• **About this task**: Report each line of the material below where the word "will" can be found.

══ Data supplied ══

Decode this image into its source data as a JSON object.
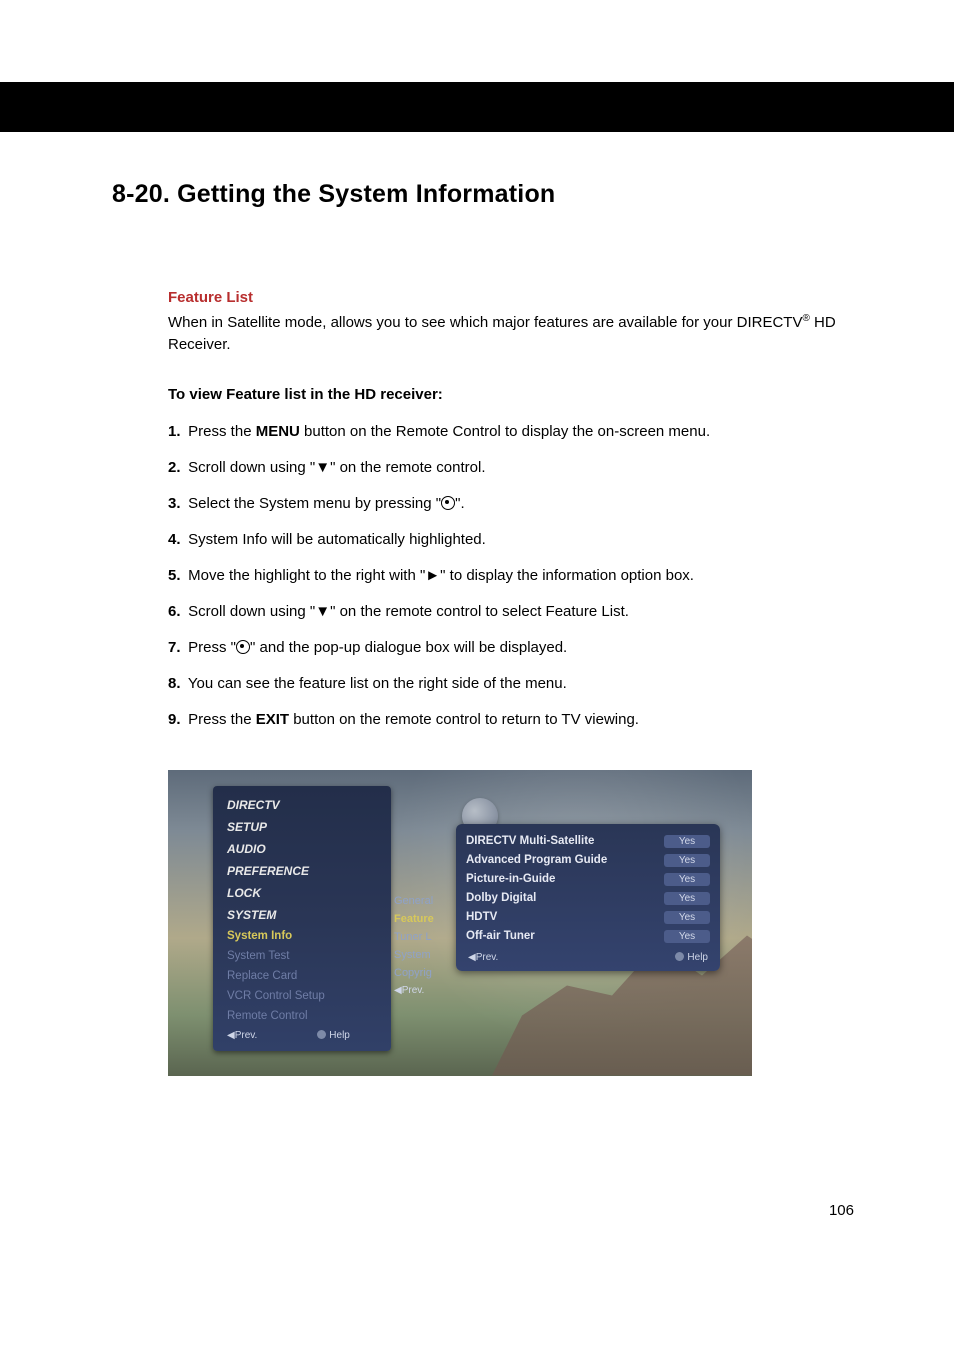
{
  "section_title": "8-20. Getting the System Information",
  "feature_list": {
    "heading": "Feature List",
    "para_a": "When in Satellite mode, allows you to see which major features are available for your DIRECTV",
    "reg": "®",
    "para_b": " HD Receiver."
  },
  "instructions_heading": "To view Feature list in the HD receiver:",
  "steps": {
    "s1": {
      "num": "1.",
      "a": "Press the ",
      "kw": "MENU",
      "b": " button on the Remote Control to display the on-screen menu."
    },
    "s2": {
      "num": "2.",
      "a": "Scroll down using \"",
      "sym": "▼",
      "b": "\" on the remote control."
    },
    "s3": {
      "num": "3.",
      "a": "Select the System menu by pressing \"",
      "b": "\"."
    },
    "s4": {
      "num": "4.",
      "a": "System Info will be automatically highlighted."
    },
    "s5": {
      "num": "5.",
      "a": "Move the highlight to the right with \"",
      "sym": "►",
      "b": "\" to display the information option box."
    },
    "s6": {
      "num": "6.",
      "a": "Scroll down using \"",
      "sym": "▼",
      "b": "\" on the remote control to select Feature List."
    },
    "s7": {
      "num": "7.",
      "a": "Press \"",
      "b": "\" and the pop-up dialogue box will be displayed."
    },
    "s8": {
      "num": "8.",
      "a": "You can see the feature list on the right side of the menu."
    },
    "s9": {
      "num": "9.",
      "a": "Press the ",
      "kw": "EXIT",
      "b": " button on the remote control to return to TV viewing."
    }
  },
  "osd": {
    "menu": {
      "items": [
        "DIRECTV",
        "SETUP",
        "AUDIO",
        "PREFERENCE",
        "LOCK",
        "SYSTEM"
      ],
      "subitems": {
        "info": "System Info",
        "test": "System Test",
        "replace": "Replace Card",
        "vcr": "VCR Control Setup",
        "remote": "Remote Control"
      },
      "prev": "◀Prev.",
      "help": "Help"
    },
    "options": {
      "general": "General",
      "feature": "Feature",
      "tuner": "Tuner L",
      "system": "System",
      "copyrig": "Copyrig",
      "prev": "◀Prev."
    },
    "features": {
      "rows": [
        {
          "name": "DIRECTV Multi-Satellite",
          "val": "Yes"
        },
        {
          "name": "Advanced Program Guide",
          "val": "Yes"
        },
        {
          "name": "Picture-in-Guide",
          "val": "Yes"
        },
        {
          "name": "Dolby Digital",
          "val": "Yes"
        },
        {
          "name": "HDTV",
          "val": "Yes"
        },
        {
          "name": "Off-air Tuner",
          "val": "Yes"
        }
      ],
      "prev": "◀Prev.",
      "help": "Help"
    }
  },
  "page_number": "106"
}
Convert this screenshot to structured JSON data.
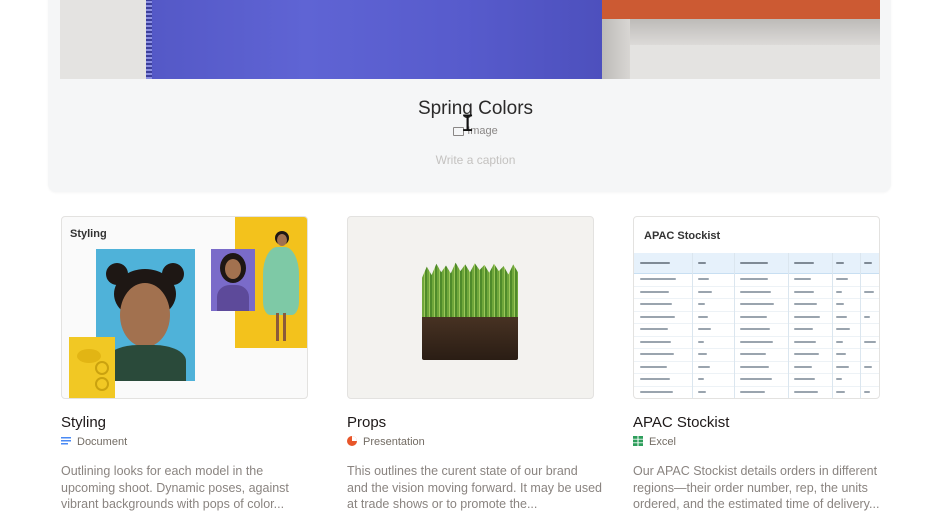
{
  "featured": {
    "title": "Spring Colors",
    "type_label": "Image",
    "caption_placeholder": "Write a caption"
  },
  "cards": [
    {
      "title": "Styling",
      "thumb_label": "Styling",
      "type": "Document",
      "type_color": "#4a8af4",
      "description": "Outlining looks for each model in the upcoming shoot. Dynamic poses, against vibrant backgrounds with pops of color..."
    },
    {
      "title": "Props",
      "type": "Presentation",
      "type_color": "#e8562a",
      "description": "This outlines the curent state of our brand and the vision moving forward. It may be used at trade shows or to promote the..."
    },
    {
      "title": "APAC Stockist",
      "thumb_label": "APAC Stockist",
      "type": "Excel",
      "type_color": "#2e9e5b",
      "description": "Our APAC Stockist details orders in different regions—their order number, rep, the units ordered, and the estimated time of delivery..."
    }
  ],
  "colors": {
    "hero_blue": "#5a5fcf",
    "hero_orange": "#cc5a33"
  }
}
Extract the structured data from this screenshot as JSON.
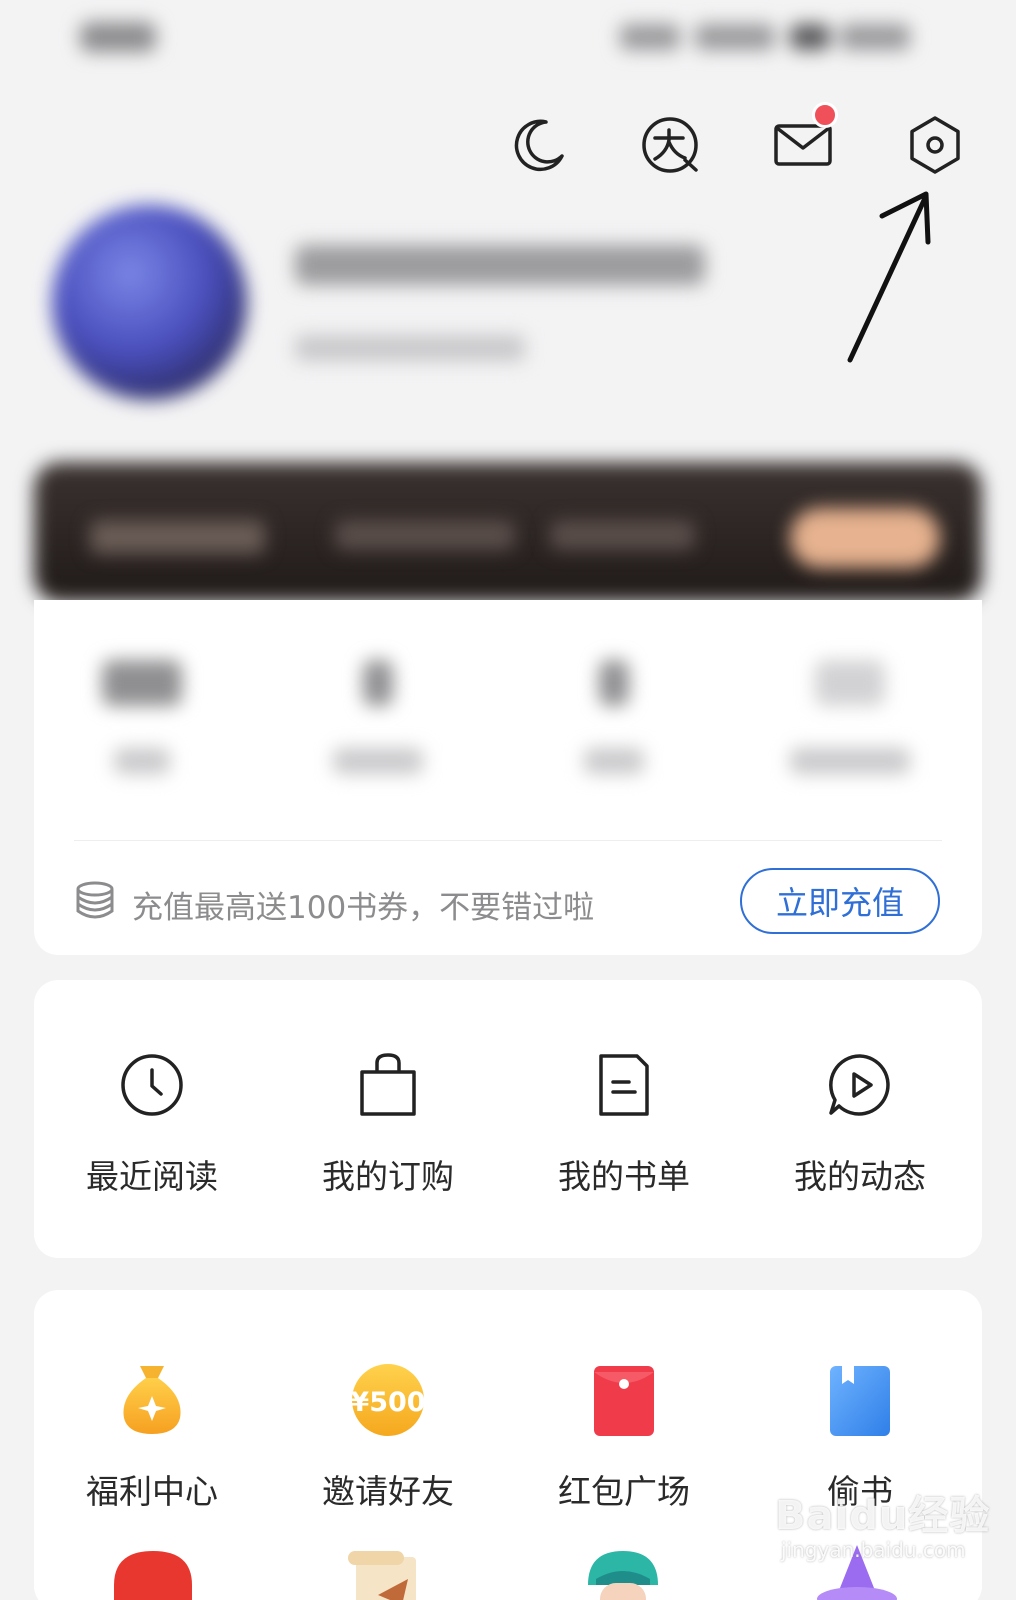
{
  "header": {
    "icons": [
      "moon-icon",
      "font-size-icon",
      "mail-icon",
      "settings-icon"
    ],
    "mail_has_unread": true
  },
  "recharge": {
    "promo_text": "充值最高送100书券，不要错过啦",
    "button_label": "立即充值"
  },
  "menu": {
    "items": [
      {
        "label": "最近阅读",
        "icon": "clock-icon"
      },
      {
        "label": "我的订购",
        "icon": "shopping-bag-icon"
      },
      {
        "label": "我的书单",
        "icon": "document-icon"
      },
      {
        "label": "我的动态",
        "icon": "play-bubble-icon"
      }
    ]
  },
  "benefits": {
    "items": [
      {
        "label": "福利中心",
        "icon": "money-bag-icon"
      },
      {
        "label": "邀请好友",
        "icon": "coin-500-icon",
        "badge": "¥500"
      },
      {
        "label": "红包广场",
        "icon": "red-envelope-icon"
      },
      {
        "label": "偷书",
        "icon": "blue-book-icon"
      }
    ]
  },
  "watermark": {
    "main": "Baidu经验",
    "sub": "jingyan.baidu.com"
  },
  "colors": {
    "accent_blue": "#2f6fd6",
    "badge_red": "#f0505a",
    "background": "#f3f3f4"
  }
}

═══

• **Response box**:
      "a": "System Info will be automatically highlighted."
      "b": "\" and the pop-up dialogue box will be displayed."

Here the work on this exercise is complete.